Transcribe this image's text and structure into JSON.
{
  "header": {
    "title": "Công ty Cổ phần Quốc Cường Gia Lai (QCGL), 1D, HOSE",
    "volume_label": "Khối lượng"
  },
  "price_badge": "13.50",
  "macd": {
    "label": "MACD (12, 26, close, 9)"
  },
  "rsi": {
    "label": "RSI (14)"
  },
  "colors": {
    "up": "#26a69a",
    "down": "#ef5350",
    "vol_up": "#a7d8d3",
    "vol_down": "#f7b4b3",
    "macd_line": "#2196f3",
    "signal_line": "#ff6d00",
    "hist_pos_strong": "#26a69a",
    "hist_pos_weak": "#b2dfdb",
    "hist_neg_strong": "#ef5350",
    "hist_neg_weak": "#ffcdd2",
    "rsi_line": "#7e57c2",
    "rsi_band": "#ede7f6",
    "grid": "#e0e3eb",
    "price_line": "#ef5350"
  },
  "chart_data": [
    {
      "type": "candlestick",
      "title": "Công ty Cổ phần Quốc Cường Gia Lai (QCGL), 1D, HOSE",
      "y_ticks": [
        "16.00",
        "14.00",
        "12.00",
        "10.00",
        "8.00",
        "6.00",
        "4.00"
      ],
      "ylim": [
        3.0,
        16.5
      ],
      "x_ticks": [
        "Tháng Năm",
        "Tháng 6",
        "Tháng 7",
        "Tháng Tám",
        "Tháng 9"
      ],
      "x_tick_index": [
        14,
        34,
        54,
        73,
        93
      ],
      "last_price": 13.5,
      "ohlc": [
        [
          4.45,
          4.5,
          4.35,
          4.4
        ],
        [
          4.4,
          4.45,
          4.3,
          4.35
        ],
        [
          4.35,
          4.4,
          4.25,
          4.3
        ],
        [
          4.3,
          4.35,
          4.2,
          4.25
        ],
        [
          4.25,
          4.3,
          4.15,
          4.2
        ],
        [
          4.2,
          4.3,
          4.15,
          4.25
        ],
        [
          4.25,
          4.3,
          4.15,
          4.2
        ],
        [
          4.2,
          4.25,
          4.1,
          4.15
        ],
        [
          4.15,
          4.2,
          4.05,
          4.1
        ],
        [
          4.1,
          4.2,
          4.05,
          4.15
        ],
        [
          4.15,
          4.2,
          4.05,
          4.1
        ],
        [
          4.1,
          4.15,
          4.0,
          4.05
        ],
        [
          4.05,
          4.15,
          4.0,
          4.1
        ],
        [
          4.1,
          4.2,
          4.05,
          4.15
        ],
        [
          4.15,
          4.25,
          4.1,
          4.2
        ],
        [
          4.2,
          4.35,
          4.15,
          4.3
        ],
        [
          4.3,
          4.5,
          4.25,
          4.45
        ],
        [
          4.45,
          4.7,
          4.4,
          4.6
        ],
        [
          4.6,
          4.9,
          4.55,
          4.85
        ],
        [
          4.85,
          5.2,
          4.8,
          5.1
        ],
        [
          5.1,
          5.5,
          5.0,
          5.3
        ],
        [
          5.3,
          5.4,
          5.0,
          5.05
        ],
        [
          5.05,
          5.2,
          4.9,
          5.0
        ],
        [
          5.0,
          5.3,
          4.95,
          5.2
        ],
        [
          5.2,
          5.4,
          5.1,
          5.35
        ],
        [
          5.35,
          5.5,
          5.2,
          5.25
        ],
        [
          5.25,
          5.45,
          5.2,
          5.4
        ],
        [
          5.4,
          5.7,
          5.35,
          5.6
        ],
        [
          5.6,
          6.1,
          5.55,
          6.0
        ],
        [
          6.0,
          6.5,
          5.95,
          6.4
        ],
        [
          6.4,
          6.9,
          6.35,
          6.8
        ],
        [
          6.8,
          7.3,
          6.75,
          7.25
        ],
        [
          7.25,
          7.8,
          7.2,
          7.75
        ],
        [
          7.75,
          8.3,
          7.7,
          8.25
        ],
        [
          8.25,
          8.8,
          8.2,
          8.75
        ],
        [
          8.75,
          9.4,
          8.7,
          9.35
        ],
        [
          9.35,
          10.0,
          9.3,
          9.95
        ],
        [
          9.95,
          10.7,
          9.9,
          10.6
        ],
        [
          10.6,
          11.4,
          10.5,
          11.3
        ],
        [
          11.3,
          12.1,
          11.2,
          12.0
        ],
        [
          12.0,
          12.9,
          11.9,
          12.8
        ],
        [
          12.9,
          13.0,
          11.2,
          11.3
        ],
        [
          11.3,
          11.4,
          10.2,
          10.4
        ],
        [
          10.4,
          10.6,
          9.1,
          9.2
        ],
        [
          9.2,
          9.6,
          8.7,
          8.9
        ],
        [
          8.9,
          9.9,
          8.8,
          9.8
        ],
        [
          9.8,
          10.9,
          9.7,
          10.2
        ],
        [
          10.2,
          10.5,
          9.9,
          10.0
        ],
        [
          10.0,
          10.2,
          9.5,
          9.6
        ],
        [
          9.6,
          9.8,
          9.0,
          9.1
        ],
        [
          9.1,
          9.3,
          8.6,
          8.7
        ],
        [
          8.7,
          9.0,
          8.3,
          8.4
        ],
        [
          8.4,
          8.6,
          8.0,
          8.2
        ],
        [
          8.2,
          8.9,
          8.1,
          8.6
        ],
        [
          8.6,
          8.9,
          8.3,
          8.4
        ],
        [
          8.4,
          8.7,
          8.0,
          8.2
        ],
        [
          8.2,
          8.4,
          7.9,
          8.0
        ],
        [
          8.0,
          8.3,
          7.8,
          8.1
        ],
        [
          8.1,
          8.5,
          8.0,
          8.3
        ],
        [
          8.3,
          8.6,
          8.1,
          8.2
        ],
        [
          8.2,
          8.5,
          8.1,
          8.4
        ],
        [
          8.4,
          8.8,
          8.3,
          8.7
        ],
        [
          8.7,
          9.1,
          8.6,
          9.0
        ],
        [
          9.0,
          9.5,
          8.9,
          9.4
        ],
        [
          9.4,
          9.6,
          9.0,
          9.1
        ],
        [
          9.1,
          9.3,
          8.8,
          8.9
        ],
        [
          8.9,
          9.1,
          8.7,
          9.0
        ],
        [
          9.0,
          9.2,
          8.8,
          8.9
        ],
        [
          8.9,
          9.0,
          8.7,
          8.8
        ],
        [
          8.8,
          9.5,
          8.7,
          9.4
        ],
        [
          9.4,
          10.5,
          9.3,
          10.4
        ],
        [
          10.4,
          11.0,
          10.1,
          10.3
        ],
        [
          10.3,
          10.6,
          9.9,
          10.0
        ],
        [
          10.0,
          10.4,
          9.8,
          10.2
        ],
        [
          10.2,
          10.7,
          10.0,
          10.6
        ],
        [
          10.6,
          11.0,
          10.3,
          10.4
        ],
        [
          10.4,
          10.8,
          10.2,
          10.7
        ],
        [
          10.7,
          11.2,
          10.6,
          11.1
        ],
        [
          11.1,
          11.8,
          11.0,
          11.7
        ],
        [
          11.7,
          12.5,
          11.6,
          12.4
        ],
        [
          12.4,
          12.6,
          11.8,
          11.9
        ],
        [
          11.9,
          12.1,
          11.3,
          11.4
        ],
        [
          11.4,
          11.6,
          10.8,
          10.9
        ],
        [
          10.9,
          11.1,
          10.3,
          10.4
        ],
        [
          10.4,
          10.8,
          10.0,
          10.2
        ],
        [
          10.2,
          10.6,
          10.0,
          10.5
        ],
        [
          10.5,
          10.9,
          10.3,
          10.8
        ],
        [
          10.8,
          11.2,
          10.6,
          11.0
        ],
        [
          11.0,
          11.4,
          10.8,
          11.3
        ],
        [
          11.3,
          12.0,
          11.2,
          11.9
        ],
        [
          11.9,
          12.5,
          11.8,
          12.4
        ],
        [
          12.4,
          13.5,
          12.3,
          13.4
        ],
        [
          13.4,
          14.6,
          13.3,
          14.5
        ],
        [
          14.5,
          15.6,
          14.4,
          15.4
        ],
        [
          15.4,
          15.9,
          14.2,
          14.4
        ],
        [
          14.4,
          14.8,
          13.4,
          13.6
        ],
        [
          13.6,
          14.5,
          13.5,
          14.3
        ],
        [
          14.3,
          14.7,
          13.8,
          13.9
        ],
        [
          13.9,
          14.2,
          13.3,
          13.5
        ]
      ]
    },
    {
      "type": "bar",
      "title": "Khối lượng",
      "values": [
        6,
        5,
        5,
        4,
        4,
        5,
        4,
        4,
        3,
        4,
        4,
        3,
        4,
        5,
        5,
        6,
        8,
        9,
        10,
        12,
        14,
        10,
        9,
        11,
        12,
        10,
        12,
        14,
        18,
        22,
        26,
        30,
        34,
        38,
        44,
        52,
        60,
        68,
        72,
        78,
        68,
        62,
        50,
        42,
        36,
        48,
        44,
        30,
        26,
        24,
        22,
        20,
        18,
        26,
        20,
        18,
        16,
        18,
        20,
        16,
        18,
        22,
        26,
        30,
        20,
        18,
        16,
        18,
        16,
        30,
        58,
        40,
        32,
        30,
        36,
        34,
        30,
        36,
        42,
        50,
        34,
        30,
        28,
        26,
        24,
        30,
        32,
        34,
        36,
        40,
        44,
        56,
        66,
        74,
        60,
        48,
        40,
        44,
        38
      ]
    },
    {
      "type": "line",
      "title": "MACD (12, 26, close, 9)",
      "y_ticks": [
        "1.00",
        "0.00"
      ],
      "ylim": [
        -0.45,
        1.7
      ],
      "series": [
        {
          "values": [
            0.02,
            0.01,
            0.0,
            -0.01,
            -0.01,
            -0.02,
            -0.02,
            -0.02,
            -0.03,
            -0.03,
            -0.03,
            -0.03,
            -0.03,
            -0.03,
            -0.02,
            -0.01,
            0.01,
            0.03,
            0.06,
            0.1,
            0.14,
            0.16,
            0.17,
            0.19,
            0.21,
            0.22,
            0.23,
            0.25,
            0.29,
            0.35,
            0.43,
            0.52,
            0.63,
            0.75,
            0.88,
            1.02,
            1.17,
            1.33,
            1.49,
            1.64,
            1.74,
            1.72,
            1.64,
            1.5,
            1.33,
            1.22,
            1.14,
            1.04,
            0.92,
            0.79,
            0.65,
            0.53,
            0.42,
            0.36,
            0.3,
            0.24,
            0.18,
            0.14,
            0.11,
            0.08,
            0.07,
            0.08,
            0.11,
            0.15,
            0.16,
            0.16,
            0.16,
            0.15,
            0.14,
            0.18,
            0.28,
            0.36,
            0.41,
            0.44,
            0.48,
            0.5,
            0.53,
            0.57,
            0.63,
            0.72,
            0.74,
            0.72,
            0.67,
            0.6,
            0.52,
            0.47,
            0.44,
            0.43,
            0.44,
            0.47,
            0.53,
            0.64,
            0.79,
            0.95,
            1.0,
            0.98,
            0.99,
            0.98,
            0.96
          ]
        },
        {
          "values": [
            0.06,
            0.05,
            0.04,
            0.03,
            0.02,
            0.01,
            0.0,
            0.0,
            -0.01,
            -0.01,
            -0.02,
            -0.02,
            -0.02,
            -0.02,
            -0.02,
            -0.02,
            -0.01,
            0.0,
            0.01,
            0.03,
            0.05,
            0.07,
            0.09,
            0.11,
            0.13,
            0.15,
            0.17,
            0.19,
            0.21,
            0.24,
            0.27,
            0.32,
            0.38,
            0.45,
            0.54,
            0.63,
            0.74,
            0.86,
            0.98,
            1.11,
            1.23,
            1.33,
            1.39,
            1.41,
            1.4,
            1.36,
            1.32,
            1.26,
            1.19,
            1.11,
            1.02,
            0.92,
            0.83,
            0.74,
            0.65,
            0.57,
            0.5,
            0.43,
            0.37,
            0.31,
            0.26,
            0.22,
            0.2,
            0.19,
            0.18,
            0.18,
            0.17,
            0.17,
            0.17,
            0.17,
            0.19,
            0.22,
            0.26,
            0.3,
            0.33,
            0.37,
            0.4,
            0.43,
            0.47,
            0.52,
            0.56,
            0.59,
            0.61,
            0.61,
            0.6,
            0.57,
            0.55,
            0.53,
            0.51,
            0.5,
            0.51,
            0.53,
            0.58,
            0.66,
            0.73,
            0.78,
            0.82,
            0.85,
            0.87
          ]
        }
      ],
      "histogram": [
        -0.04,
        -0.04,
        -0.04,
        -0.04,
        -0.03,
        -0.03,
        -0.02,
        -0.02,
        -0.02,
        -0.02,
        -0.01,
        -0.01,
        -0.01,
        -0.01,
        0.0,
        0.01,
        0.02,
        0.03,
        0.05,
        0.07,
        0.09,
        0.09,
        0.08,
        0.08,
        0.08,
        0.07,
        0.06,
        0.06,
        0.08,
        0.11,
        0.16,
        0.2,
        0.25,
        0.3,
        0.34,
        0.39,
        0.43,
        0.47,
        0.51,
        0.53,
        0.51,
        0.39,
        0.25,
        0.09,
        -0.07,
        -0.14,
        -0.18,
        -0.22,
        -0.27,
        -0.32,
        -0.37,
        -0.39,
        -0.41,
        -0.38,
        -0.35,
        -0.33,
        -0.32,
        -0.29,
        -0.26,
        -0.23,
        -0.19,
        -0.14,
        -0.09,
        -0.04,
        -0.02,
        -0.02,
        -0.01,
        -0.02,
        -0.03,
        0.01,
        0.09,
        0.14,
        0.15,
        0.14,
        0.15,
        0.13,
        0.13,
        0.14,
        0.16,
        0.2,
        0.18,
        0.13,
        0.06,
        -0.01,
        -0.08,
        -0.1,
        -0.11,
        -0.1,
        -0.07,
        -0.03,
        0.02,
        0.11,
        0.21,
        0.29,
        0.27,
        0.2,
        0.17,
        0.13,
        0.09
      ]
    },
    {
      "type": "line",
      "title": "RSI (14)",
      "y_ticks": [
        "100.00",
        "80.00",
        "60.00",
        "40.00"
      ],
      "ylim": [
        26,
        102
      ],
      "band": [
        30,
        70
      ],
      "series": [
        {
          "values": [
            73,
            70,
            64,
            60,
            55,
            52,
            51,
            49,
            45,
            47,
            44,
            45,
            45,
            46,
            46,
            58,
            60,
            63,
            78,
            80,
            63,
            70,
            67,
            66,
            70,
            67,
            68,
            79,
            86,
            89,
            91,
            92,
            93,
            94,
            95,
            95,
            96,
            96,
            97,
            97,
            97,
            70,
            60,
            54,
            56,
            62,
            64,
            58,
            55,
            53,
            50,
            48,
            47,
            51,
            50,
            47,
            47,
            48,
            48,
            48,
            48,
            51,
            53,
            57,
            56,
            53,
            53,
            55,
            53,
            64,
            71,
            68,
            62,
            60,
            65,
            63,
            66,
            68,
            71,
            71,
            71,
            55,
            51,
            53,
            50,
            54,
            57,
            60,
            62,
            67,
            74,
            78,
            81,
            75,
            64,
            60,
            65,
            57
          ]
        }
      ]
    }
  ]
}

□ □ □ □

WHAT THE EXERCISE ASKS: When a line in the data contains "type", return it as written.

RESPONSE AREA:
      "type": "candlestick",
      "type": "bar",
      "type": "line",
      "type": "line",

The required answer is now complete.